- How to complete this task
Copy out all of the entries exactly as they appear.

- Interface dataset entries
====
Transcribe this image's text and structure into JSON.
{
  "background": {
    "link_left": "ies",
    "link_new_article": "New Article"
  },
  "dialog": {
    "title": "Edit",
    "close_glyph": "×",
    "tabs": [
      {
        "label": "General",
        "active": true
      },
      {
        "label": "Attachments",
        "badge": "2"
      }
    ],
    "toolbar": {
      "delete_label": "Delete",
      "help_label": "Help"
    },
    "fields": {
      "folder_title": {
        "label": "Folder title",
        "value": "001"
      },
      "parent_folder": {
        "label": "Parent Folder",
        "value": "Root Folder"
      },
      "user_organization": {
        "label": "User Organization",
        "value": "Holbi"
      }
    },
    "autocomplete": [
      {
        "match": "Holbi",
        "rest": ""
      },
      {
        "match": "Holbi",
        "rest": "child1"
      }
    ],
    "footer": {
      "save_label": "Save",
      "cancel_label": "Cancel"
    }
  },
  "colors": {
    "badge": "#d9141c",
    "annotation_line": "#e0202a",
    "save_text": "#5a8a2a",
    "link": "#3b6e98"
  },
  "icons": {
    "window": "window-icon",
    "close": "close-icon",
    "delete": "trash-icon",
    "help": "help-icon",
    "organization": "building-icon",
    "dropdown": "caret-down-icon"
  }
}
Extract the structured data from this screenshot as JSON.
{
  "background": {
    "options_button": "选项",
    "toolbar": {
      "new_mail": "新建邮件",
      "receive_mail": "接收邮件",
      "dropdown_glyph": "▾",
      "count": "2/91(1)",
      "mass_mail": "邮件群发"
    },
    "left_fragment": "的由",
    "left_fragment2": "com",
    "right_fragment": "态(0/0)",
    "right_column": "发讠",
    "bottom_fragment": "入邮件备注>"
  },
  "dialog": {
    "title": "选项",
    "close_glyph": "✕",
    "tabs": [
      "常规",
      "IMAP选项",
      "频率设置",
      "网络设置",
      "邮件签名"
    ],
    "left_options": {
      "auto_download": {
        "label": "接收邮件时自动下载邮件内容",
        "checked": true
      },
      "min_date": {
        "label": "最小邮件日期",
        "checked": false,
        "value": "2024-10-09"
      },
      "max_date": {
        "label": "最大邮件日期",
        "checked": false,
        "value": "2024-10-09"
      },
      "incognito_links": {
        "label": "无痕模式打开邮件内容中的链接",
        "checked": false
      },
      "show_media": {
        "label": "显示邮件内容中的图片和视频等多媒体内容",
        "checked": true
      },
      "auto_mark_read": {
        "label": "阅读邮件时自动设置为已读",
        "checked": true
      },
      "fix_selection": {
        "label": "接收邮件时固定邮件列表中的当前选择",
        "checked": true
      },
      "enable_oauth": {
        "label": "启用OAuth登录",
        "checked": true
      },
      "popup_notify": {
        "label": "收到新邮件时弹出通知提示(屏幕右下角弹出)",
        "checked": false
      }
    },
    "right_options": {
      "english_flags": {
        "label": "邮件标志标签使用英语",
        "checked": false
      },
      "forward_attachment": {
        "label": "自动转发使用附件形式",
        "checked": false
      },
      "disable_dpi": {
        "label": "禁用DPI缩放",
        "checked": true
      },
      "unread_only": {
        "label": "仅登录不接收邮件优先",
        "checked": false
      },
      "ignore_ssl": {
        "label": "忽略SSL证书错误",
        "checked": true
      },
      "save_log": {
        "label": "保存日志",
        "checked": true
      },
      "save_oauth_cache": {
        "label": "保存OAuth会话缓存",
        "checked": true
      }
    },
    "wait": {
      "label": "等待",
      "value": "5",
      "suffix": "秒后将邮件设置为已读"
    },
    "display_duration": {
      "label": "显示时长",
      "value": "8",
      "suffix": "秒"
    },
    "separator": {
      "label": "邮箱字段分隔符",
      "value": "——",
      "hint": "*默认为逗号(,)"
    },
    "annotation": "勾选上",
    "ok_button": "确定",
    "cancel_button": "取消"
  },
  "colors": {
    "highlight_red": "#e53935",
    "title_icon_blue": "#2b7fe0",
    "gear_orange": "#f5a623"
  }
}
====
- Final answer
Transcribe this image's text and structure into JSON.
{
  "background": {
    "link_left": "ies",
    "link_new_article": "New Article"
  },
  "dialog": {
    "title": "Edit",
    "close_glyph": "×",
    "tabs": [
      {
        "label": "General",
        "active": true
      },
      {
        "label": "Attachments",
        "badge": "2"
      }
    ],
    "toolbar": {
      "delete_label": "Delete",
      "help_label": "Help"
    },
    "fields": {
      "folder_title": {
        "label": "Folder title",
        "value": "001"
      },
      "parent_folder": {
        "label": "Parent Folder",
        "value": "Root Folder"
      },
      "user_organization": {
        "label": "User Organization",
        "value": "Holbi"
      }
    },
    "autocomplete": [
      {
        "match": "Holbi",
        "rest": ""
      },
      {
        "match": "Holbi",
        "rest": "child1"
      }
    ],
    "footer": {
      "save_label": "Save",
      "cancel_label": "Cancel"
    }
  },
  "colors": {
    "badge": "#d9141c",
    "annotation_line": "#e0202a",
    "save_text": "#5a8a2a",
    "link": "#3b6e98"
  },
  "icons": {
    "window": "window-icon",
    "close": "close-icon",
    "delete": "trash-icon",
    "help": "help-icon",
    "organization": "building-icon",
    "dropdown": "caret-down-icon"
  }
}
Extract the structured data from this screenshot as JSON.
{
  "background": {
    "options_button": "选项",
    "toolbar": {
      "new_mail": "新建邮件",
      "receive_mail": "接收邮件",
      "dropdown_glyph": "▾",
      "count": "2/91(1)",
      "mass_mail": "邮件群发"
    },
    "left_fragment": "的由",
    "left_fragment2": "com",
    "right_fragment": "态(0/0)",
    "right_column": "发讠",
    "bottom_fragment": "入邮件备注>"
  },
  "dialog": {
    "title": "选项",
    "close_glyph": "✕",
    "tabs": [
      "常规",
      "IMAP选项",
      "频率设置",
      "网络设置",
      "邮件签名"
    ],
    "left_options": {
      "auto_download": {
        "label": "接收邮件时自动下载邮件内容",
        "checked": true
      },
      "min_date": {
        "label": "最小邮件日期",
        "checked": false,
        "value": "2024-10-09"
      },
      "max_date": {
        "label": "最大邮件日期",
        "checked": false,
        "value": "2024-10-09"
      },
      "incognito_links": {
        "label": "无痕模式打开邮件内容中的链接",
        "checked": false
      },
      "show_media": {
        "label": "显示邮件内容中的图片和视频等多媒体内容",
        "checked": true
      },
      "auto_mark_read": {
        "label": "阅读邮件时自动设置为已读",
        "checked": true
      },
      "fix_selection": {
        "label": "接收邮件时固定邮件列表中的当前选择",
        "checked": true
      },
      "enable_oauth": {
        "label": "启用OAuth登录",
        "checked": true
      },
      "popup_notify": {
        "label": "收到新邮件时弹出通知提示(屏幕右下角弹出)",
        "checked": false
      }
    },
    "right_options": {
      "english_flags": {
        "label": "邮件标志标签使用英语",
        "checked": false
      },
      "forward_attachment": {
        "label": "自动转发使用附件形式",
        "checked": false
      },
      "disable_dpi": {
        "label": "禁用DPI缩放",
        "checked": true
      },
      "unread_only": {
        "label": "仅登录不接收邮件优先",
        "checked": false
      },
      "ignore_ssl": {
        "label": "忽略SSL证书错误",
        "checked": true
      },
      "save_log": {
        "label": "保存日志",
        "checked": true
      },
      "save_oauth_cache": {
        "label": "保存OAuth会话缓存",
        "checked": true
      }
    },
    "wait": {
      "label": "等待",
      "value": "5",
      "suffix": "秒后将邮件设置为已读"
    },
    "display_duration": {
      "label": "显示时长",
      "value": "8",
      "suffix": "秒"
    },
    "separator": {
      "label": "邮箱字段分隔符",
      "value": "——",
      "hint": "*默认为逗号(,)"
    },
    "annotation": "勾选上",
    "ok_button": "确定",
    "cancel_button": "取消"
  },
  "colors": {
    "highlight_red": "#e53935",
    "title_icon_blue": "#2b7fe0",
    "gear_orange": "#f5a623"
  }
}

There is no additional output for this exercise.